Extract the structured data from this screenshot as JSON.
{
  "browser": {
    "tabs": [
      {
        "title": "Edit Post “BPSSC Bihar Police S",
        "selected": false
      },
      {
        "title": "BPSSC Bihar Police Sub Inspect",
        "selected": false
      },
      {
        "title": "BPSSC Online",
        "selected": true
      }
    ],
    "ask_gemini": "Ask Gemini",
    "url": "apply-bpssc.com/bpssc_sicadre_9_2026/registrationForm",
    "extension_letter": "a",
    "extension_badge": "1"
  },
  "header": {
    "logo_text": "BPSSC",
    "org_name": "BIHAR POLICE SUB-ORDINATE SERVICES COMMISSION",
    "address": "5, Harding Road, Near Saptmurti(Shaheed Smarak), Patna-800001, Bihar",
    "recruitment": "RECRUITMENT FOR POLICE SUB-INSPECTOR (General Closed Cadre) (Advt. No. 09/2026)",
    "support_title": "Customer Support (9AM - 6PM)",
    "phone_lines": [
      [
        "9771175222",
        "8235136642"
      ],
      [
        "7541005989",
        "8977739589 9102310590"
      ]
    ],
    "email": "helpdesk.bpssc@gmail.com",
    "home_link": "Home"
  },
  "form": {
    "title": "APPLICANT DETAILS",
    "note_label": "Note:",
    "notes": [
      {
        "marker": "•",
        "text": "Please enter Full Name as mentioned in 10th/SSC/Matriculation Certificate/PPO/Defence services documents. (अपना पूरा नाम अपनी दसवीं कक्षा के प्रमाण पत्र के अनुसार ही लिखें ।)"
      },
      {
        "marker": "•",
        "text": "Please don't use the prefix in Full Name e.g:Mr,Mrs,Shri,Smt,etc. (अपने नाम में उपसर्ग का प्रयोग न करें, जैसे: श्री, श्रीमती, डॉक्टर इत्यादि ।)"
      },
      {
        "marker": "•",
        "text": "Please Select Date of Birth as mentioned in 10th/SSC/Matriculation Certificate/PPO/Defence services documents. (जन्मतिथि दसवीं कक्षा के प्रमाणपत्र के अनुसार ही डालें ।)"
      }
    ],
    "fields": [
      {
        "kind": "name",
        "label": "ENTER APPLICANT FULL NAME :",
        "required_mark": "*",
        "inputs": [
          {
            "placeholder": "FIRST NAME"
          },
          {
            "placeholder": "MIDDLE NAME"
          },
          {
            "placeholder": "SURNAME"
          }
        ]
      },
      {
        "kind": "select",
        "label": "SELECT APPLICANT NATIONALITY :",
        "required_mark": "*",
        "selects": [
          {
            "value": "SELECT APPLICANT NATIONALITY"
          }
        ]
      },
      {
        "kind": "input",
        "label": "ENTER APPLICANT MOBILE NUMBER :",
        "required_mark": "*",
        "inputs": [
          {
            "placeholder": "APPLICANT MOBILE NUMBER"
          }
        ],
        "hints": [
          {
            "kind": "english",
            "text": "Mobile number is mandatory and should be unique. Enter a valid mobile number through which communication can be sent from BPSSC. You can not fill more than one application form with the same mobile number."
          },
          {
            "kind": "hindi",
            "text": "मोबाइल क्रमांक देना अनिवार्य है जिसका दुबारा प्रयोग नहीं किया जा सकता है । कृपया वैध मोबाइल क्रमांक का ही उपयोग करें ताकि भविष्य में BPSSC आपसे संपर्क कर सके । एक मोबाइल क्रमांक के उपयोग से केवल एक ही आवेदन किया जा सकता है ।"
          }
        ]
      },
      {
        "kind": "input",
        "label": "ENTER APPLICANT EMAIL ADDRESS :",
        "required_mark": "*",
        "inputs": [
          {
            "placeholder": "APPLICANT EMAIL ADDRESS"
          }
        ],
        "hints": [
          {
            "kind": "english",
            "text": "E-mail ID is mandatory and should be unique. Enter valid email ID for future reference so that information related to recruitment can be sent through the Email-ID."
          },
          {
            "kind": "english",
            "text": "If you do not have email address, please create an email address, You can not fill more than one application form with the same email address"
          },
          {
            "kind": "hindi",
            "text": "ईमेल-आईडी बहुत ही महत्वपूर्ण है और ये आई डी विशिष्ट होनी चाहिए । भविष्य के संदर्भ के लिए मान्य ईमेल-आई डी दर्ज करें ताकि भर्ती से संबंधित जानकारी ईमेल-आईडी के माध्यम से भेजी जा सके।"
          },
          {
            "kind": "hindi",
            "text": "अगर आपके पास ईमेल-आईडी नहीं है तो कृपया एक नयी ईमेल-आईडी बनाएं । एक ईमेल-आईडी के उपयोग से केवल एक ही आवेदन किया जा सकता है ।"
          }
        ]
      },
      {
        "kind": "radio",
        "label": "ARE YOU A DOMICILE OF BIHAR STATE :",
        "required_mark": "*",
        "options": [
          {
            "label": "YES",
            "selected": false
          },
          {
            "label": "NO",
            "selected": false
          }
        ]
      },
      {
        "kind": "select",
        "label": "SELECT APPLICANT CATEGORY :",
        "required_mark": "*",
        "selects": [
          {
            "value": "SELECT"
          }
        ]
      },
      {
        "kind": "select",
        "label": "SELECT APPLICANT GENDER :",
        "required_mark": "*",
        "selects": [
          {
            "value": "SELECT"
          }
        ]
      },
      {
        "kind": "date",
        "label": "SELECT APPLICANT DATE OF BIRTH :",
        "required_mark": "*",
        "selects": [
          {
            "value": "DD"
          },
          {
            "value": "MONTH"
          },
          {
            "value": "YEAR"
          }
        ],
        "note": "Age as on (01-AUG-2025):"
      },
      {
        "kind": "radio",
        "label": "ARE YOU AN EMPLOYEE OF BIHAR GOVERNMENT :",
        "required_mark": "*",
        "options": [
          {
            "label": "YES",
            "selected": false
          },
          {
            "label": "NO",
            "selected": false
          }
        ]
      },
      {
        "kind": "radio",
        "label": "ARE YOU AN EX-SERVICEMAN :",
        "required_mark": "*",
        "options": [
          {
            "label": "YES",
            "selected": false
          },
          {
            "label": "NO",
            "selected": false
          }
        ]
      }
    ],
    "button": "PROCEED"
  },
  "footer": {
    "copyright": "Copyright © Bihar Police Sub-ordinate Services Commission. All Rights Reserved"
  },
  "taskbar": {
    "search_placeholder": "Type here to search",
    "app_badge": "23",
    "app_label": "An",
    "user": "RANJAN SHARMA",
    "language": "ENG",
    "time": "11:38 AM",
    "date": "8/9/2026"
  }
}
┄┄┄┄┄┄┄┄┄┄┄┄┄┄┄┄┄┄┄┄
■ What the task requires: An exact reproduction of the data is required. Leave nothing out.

■ Exercise solution:
Extract the structured data from this screenshot as JSON.
{
  "browser": {
    "tabs": [
      {
        "title": "Edit Post “BPSSC Bihar Police S",
        "selected": false
      },
      {
        "title": "BPSSC Bihar Police Sub Inspect",
        "selected": false
      },
      {
        "title": "BPSSC Online",
        "selected": true
      }
    ],
    "ask_gemini": "Ask Gemini",
    "url": "apply-bpssc.com/bpssc_sicadre_9_2026/registrationForm",
    "extension_letter": "a",
    "extension_badge": "1"
  },
  "header": {
    "logo_text": "BPSSC",
    "org_name": "BIHAR POLICE SUB-ORDINATE SERVICES COMMISSION",
    "address": "5, Harding Road, Near Saptmurti(Shaheed Smarak), Patna-800001, Bihar",
    "recruitment": "RECRUITMENT FOR POLICE SUB-INSPECTOR (General Closed Cadre) (Advt. No. 09/2026)",
    "support_title": "Customer Support (9AM - 6PM)",
    "phone_lines": [
      [
        "9771175222",
        "8235136642"
      ],
      [
        "7541005989",
        "8977739589 9102310590"
      ]
    ],
    "email": "helpdesk.bpssc@gmail.com",
    "home_link": "Home"
  },
  "form": {
    "title": "APPLICANT DETAILS",
    "note_label": "Note:",
    "notes": [
      {
        "marker": "•",
        "text": "Please enter Full Name as mentioned in 10th/SSC/Matriculation Certificate/PPO/Defence services documents. (अपना पूरा नाम अपनी दसवीं कक्षा के प्रमाण पत्र के अनुसार ही लिखें ।)"
      },
      {
        "marker": "•",
        "text": "Please don't use the prefix in Full Name e.g:Mr,Mrs,Shri,Smt,etc. (अपने नाम में उपसर्ग का प्रयोग न करें, जैसे: श्री, श्रीमती, डॉक्टर इत्यादि ।)"
      },
      {
        "marker": "•",
        "text": "Please Select Date of Birth as mentioned in 10th/SSC/Matriculation Certificate/PPO/Defence services documents. (जन्मतिथि दसवीं कक्षा के प्रमाणपत्र के अनुसार ही डालें ।)"
      }
    ],
    "fields": [
      {
        "kind": "name",
        "label": "ENTER APPLICANT FULL NAME :",
        "required_mark": "*",
        "inputs": [
          {
            "placeholder": "FIRST NAME"
          },
          {
            "placeholder": "MIDDLE NAME"
          },
          {
            "placeholder": "SURNAME"
          }
        ]
      },
      {
        "kind": "select",
        "label": "SELECT APPLICANT NATIONALITY :",
        "required_mark": "*",
        "selects": [
          {
            "value": "SELECT APPLICANT NATIONALITY"
          }
        ]
      },
      {
        "kind": "input",
        "label": "ENTER APPLICANT MOBILE NUMBER :",
        "required_mark": "*",
        "inputs": [
          {
            "placeholder": "APPLICANT MOBILE NUMBER"
          }
        ],
        "hints": [
          {
            "kind": "english",
            "text": "Mobile number is mandatory and should be unique. Enter a valid mobile number through which communication can be sent from BPSSC. You can not fill more than one application form with the same mobile number."
          },
          {
            "kind": "hindi",
            "text": "मोबाइल क्रमांक देना अनिवार्य है जिसका दुबारा प्रयोग नहीं किया जा सकता है । कृपया वैध मोबाइल क्रमांक का ही उपयोग करें ताकि भविष्य में BPSSC आपसे संपर्क कर सके । एक मोबाइल क्रमांक के उपयोग से केवल एक ही आवेदन किया जा सकता है ।"
          }
        ]
      },
      {
        "kind": "input",
        "label": "ENTER APPLICANT EMAIL ADDRESS :",
        "required_mark": "*",
        "inputs": [
          {
            "placeholder": "APPLICANT EMAIL ADDRESS"
          }
        ],
        "hints": [
          {
            "kind": "english",
            "text": "E-mail ID is mandatory and should be unique. Enter valid email ID for future reference so that information related to recruitment can be sent through the Email-ID."
          },
          {
            "kind": "english",
            "text": "If you do not have email address, please create an email address, You can not fill more than one application form with the same email address"
          },
          {
            "kind": "hindi",
            "text": "ईमेल-आईडी बहुत ही महत्वपूर्ण है और ये आई डी विशिष्ट होनी चाहिए । भविष्य के संदर्भ के लिए मान्य ईमेल-आई डी दर्ज करें ताकि भर्ती से संबंधित जानकारी ईमेल-आईडी के माध्यम से भेजी जा सके।"
          },
          {
            "kind": "hindi",
            "text": "अगर आपके पास ईमेल-आईडी नहीं है तो कृपया एक नयी ईमेल-आईडी बनाएं । एक ईमेल-आईडी के उपयोग से केवल एक ही आवेदन किया जा सकता है ।"
          }
        ]
      },
      {
        "kind": "radio",
        "label": "ARE YOU A DOMICILE OF BIHAR STATE :",
        "required_mark": "*",
        "options": [
          {
            "label": "YES",
            "selected": false
          },
          {
            "label": "NO",
            "selected": false
          }
        ]
      },
      {
        "kind": "select",
        "label": "SELECT APPLICANT CATEGORY :",
        "required_mark": "*",
        "selects": [
          {
            "value": "SELECT"
          }
        ]
      },
      {
        "kind": "select",
        "label": "SELECT APPLICANT GENDER :",
        "required_mark": "*",
        "selects": [
          {
            "value": "SELECT"
          }
        ]
      },
      {
        "kind": "date",
        "label": "SELECT APPLICANT DATE OF BIRTH :",
        "required_mark": "*",
        "selects": [
          {
            "value": "DD"
          },
          {
            "value": "MONTH"
          },
          {
            "value": "YEAR"
          }
        ],
        "note": "Age as on (01-AUG-2025):"
      },
      {
        "kind": "radio",
        "label": "ARE YOU AN EMPLOYEE OF BIHAR GOVERNMENT :",
        "required_mark": "*",
        "options": [
          {
            "label": "YES",
            "selected": false
          },
          {
            "label": "NO",
            "selected": false
          }
        ]
      },
      {
        "kind": "radio",
        "label": "ARE YOU AN EX-SERVICEMAN :",
        "required_mark": "*",
        "options": [
          {
            "label": "YES",
            "selected": false
          },
          {
            "label": "NO",
            "selected": false
          }
        ]
      }
    ],
    "button": "PROCEED"
  },
  "footer": {
    "copyright": "Copyright © Bihar Police Sub-ordinate Services Commission. All Rights Reserved"
  },
  "taskbar": {
    "search_placeholder": "Type here to search",
    "app_badge": "23",
    "app_label": "An",
    "user": "RANJAN SHARMA",
    "language": "ENG",
    "time": "11:38 AM",
    "date": "8/9/2026"
  }
}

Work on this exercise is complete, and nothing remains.